Alternatively, if you have a set of third parties that you depend on for some or other service (let’s say a delivery partner for your e-commerce system) – do you really want an outage on their side to knock your business out and prevent you from generating revenue? In this scenario, isolate yourself from failures on the other side by putting an asynchronous messaging layer in between. Assuming that it’s not time-critical, your solution can put a message on a queue and something else can process that request once it is available.
Make it Easy to Recover From Failure
What can be a particularly difficult failure to recover from is the kind of failure that brings down an entire environment and requires it to be recreated. This is easier to work around in cloud-based environments where things like auto-scaling groups can automatically bring up new instances. You also want to make sure that you have a DR strategy in place.
Much of this hinges on making sure that it is actually easy to recreate your environments – infrastructure-as-code (IaC) makes this easy. Having someone set up servers by hand means that it takes much longer to recreate an environment, with an increased likelihood of human error and more time-consuming debugging. Think cattle, not pets.
What to Do After Things Have Failed
Once something has failed, don’t just frantically rush to fix it. Do a root cause analysis and figure out exactly why it failed. Then, put something in place to prevent the same kind of failure from happening again.
If it was a NullPointerException in your code, add a unit test to make sure your code can deal with it if it happens again.
If a server runs out of disk space and your application crashes, allocate more disk space, put a clean-up job in place to clean out old files and make sure you have monitoring to alert you when disk space is low again.
Also, make sure you learn from failures. Have retrospectives, document the outcomes, and make sure that knowledge is distributed to the rest of your team and your organization. Failure isn’t always cheap, so make sure you don’t have to pay for the same lesson multiple times.
In summary – accept that architectures are not infallible, and be prepared to deal with failures when they happen. If you have any other thoughts on the topic, let me know in the comments!
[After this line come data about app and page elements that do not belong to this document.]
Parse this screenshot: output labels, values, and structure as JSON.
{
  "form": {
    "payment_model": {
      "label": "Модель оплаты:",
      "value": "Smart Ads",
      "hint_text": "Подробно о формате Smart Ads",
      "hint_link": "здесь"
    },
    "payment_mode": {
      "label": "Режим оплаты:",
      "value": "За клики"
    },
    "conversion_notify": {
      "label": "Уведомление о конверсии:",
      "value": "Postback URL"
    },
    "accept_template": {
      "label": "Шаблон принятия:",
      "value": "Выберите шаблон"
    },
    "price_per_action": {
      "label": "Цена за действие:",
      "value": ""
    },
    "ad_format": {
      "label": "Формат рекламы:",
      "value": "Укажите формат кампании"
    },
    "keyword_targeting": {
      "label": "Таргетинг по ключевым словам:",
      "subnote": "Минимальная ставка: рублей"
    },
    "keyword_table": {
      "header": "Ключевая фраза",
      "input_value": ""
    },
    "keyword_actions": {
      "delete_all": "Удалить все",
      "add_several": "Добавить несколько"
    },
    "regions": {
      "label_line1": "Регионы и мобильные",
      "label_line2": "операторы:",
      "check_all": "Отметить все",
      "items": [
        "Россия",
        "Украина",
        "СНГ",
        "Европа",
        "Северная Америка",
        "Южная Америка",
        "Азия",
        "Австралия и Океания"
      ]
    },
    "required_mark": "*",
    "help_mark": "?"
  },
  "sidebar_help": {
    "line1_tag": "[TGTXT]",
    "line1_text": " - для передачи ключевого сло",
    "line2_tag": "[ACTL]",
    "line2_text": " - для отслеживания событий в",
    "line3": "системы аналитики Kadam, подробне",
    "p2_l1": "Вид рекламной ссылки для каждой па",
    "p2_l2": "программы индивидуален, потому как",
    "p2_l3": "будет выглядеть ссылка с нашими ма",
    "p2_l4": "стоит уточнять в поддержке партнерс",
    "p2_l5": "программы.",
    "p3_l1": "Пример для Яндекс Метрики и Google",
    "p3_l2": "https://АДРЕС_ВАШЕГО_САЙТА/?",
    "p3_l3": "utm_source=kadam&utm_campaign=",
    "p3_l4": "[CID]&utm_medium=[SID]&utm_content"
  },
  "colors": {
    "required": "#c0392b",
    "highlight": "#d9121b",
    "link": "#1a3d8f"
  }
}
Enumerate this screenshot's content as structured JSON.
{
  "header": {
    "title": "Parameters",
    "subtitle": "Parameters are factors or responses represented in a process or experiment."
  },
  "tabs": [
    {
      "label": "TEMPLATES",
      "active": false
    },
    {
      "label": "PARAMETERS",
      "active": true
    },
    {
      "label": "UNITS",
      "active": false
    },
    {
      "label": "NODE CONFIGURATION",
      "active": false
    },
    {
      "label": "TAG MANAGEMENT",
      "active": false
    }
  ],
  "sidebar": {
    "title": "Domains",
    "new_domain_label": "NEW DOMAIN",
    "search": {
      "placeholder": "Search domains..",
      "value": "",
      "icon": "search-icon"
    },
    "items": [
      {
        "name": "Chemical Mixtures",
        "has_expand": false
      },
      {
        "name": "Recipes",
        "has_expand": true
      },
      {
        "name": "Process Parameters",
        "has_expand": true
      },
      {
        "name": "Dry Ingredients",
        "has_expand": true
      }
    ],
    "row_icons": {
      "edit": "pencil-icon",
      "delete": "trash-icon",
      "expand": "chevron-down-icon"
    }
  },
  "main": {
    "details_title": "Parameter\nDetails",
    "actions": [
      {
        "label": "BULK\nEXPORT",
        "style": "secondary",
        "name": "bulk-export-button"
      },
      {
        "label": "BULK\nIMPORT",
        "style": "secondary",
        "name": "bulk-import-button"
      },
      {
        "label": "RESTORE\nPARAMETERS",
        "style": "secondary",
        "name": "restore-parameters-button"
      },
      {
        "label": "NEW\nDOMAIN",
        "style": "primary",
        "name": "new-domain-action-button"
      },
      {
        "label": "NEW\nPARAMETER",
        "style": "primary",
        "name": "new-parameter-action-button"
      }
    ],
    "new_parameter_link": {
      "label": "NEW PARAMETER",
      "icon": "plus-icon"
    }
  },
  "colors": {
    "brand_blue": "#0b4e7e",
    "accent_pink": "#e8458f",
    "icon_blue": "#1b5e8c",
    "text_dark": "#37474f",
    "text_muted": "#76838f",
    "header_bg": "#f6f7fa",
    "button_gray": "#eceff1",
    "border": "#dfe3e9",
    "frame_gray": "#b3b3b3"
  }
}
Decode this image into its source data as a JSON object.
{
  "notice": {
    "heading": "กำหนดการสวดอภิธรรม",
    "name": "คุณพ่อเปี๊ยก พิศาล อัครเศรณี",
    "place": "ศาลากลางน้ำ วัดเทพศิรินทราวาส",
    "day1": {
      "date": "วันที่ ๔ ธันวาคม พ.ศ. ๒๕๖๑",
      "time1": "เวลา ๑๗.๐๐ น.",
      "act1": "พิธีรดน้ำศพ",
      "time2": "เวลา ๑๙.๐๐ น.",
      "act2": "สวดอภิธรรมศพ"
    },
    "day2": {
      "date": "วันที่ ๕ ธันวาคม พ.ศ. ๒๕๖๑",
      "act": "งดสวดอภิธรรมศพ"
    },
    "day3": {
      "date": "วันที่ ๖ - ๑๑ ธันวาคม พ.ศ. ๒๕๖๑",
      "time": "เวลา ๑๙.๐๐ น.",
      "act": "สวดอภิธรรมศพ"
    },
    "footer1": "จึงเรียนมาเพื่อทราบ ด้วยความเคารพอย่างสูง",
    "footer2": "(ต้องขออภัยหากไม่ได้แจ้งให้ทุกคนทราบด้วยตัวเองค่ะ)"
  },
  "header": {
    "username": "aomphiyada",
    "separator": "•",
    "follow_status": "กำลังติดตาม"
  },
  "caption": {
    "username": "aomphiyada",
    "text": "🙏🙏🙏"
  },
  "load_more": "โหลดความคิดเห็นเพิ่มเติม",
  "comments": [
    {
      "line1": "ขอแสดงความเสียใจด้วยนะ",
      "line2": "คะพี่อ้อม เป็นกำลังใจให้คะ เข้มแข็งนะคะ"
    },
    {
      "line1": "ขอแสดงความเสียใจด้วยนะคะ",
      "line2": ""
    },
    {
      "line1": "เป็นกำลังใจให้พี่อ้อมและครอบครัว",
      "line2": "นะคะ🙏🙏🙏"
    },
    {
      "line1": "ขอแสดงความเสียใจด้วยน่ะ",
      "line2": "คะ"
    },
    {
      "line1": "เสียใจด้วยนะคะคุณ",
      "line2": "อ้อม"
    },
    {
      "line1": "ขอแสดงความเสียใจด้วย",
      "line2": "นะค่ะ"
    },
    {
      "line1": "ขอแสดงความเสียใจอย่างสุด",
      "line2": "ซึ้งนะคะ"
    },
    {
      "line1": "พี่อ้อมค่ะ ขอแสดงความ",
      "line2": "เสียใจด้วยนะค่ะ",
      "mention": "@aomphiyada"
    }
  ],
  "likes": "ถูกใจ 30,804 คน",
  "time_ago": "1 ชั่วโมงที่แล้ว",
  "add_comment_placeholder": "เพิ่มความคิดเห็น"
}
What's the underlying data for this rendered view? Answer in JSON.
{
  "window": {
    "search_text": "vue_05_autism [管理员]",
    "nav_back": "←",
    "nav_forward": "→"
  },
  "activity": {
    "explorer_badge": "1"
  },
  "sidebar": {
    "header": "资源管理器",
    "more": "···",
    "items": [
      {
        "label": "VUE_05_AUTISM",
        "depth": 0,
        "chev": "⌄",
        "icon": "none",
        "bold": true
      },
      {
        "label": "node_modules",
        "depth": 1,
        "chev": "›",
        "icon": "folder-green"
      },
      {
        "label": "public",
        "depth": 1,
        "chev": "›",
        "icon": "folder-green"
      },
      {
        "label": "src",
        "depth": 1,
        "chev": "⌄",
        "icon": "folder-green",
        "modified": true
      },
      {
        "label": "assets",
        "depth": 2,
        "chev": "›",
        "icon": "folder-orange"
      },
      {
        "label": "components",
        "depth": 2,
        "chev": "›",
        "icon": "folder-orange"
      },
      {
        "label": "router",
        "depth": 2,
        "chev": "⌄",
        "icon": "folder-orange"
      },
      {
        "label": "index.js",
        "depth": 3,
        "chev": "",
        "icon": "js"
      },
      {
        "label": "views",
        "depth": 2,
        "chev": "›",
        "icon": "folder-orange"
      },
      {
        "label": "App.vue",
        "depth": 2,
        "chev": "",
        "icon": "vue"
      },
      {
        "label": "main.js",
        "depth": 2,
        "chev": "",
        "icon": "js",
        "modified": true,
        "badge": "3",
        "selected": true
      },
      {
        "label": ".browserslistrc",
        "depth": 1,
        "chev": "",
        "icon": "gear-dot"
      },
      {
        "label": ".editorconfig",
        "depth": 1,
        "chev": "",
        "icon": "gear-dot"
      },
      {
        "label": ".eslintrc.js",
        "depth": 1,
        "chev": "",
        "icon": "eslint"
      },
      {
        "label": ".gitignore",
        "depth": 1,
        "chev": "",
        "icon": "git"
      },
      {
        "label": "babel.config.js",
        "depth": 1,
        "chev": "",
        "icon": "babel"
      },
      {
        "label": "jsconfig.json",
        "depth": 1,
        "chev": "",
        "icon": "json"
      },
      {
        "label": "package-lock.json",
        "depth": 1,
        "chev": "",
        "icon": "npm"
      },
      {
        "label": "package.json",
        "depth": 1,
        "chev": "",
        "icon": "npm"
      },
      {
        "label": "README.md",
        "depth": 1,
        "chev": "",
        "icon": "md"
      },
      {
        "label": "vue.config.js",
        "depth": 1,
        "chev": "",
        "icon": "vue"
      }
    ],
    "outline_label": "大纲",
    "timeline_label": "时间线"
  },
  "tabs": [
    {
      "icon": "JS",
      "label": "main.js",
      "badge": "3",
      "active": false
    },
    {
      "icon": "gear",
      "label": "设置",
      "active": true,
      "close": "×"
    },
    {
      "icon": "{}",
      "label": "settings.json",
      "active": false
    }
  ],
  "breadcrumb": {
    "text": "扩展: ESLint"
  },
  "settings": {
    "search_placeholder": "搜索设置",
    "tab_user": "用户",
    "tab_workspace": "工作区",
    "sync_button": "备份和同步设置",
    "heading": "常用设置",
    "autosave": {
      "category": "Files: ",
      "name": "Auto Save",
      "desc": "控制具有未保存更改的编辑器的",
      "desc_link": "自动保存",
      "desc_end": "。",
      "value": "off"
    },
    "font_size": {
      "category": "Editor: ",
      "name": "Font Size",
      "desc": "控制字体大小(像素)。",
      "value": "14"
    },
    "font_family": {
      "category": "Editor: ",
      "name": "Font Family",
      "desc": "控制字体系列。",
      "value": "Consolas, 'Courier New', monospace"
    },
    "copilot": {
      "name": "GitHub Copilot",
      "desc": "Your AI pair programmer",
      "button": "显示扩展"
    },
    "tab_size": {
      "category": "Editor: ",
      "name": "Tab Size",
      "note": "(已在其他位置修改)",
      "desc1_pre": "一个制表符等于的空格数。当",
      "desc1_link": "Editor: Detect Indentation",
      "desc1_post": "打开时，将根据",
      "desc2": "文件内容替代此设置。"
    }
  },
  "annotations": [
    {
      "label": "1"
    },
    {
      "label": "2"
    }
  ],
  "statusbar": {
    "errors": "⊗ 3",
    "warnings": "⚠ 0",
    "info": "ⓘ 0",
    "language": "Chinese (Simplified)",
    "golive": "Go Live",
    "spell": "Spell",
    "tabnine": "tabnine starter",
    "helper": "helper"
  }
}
Published at DZone with permission of Riaan Nel. See the original article here.
Opinions expressed by DZone contributors are their own.